The A-9755 sounds remarkably rich, warm, and powerful after a nice lengthy run-in period and an hour or two of warm-up, albeit it is a touch soft and overly generous in the bass, hazy in the mid, and extremely smooth up top in absolute terms. It’s also not the lightest or most dynamic integrated I’ve heard, but it still sounds better than most other similarly priced integrated amps I’ve heard. It’s defective in the best, most euphonic way conceivable, which was the key to the success of the original NAD3020. It’s large, chubby, and intimidatingly powerful.

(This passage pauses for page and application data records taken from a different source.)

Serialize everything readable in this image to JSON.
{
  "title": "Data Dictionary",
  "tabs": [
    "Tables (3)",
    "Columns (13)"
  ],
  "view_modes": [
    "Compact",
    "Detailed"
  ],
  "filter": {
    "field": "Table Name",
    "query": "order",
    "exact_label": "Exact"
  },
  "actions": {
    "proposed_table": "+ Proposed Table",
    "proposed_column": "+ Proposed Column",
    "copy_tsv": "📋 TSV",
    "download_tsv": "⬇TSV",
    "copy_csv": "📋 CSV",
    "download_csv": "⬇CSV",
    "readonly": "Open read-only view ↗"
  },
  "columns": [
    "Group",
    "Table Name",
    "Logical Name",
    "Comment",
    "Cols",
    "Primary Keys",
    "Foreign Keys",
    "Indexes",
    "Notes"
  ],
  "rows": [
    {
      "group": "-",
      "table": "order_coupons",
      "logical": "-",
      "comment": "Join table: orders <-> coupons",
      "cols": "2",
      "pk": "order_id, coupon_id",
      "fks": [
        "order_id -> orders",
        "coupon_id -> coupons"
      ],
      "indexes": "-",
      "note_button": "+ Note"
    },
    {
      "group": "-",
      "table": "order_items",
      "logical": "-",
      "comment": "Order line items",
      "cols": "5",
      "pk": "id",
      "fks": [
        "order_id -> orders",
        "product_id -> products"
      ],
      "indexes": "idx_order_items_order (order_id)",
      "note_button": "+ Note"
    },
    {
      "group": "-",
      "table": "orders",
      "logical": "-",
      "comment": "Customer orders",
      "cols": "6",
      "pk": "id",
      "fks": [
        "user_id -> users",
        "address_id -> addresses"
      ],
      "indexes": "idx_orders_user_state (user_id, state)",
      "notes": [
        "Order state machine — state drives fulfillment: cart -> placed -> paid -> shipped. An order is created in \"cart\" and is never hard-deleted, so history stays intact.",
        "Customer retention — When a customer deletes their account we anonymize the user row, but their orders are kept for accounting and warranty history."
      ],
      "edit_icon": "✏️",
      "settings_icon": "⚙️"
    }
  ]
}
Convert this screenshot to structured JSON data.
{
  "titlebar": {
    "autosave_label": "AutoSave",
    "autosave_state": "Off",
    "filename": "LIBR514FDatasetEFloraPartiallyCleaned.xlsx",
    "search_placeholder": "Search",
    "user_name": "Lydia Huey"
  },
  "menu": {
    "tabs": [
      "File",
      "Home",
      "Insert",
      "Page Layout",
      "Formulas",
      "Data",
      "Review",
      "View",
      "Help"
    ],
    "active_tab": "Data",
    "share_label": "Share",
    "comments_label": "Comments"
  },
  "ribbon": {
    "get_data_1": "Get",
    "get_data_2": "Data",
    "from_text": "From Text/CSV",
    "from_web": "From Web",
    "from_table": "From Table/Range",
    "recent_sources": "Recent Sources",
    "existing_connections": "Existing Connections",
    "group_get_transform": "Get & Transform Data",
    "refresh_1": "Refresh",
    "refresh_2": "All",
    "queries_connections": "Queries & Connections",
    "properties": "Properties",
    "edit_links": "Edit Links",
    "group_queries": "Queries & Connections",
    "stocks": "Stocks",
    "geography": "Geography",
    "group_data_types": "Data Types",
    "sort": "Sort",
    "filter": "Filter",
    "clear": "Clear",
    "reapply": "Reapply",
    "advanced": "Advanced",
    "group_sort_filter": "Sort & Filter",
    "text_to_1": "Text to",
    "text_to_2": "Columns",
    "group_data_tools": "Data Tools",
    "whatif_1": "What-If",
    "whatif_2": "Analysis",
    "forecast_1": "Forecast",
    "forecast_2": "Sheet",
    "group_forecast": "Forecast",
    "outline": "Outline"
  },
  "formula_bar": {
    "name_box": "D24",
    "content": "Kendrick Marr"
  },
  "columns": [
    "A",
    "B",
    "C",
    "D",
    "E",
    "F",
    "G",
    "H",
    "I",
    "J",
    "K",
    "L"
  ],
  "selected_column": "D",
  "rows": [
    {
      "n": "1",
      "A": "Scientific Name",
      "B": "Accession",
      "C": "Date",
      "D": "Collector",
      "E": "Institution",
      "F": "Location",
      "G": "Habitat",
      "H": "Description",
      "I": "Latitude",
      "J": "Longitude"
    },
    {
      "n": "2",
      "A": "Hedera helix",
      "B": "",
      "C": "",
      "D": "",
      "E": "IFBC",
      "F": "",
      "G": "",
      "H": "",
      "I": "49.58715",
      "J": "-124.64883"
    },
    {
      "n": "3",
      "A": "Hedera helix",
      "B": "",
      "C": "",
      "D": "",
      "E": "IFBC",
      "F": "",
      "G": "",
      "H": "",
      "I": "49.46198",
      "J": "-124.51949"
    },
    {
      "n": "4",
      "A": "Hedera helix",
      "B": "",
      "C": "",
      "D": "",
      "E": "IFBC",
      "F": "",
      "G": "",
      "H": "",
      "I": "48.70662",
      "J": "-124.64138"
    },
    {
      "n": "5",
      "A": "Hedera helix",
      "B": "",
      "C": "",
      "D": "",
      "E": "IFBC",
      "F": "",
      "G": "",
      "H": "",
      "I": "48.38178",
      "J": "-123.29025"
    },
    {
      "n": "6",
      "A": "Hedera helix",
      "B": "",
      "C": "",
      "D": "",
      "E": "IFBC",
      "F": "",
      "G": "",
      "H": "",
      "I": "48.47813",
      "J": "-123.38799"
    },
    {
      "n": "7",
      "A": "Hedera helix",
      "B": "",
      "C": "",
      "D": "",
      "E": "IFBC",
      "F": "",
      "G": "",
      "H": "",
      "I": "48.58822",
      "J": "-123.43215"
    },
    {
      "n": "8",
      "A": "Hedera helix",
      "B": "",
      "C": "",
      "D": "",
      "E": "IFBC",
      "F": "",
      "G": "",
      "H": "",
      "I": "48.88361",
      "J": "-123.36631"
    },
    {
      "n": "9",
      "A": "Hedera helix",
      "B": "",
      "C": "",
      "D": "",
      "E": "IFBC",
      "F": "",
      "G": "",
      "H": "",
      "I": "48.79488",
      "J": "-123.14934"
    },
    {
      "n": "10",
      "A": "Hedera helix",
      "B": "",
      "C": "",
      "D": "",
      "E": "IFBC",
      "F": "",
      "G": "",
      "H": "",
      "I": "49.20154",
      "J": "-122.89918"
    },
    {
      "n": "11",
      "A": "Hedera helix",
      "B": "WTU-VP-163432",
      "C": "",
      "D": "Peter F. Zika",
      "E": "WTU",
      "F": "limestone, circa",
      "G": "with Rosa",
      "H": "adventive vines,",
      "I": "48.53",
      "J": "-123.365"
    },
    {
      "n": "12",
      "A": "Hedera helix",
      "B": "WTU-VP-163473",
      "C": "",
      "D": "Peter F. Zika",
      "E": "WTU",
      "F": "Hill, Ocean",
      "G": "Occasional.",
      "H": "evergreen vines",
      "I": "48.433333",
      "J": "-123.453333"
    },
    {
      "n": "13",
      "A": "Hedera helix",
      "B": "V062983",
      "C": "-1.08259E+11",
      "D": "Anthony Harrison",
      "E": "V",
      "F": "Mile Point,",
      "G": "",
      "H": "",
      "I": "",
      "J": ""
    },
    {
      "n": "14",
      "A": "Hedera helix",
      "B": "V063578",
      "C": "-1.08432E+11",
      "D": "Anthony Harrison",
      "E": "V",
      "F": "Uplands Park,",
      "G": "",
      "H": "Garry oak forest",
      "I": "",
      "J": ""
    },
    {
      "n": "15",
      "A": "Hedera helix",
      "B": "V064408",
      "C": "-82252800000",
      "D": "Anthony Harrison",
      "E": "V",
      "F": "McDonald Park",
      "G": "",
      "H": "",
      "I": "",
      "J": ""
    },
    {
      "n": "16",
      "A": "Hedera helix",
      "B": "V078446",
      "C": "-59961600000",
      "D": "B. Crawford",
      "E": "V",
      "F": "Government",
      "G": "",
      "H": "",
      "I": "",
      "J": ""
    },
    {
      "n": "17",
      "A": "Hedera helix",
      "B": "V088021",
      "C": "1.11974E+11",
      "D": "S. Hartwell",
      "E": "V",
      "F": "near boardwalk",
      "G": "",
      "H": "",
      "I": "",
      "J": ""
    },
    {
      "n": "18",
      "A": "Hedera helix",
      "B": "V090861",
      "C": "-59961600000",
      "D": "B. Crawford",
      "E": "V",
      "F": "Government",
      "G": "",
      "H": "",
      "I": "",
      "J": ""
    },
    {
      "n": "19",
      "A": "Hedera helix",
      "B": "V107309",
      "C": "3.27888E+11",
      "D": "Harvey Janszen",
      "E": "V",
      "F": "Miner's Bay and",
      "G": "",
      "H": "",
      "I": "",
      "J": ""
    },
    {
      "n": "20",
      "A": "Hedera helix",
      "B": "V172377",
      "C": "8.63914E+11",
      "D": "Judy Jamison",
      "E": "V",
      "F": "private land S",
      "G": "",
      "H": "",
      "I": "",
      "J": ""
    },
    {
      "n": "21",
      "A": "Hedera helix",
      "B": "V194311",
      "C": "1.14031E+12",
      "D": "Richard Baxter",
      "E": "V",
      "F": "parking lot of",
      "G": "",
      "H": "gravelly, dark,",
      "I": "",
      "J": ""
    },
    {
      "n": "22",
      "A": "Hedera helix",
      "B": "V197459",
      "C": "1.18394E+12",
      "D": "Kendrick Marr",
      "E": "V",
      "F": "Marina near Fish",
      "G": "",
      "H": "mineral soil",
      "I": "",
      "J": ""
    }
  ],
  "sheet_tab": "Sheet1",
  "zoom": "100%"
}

For a £700 amplifier, the bass is really incredible. Its creator is a big fan of tube amps, and it shows in the sound, which is warm, tuneful, and a little soft — yet unlike flaming glass bottles, it has virtually endless reservoirs of power. The Onkyo has a large, “cinemascope” soundstage in the midband, which I believe is due in part to some voicing in the preamp section; when used in power amplifier mode, things were much more neutral, accurate, and finely defined. The 9755, on the other hand, pushes the soundstage broader than it should be as an integrated amplifier, resulting in a delightfully spacious and opulent sound.
It’s not that hot from the front to the back; things are a little two-dimensional, which means the depth perspective is lacking. The image lingers just behind the plane of the speakers, but its incredible left-to-right size nevertheless draws you in. However, at the price, I have yet to hear anything that is convincingly superior in this regard. The Onkyo is smooth and silky on top, like all good digital amplifiers, with nice delicate, finely detailed treble detailing, but it lacks atmosphere.
It’s surprisingly accomplished in terms of rhythm. You’d be forgiven for expecting it to be leaden, considering the aforementioned enormous fat bass, but it isn’t. It’s not as explicit as a Naim, but it doesn’t hold back when it comes to telling you about a song’s timing and dynamic expressiveness. Simply put, you like the song, you like the dynamic expressiveness of the performance, and you like the warm, powerful sound. When the preamplifier is removed from the circuit, the sound becomes tighter and less colorful, but it is still a very delightful listen.
Don’t be fooled by the vintage design of this amplifier; it’s a modern, finely voiced performer with excellent sound quality per pound. The excellent Japanese build (and, I’m sure, dependability) is the cherry on top. Only Rega’s Brio, which was released about the same time, had a better sound, but with noticeably less power.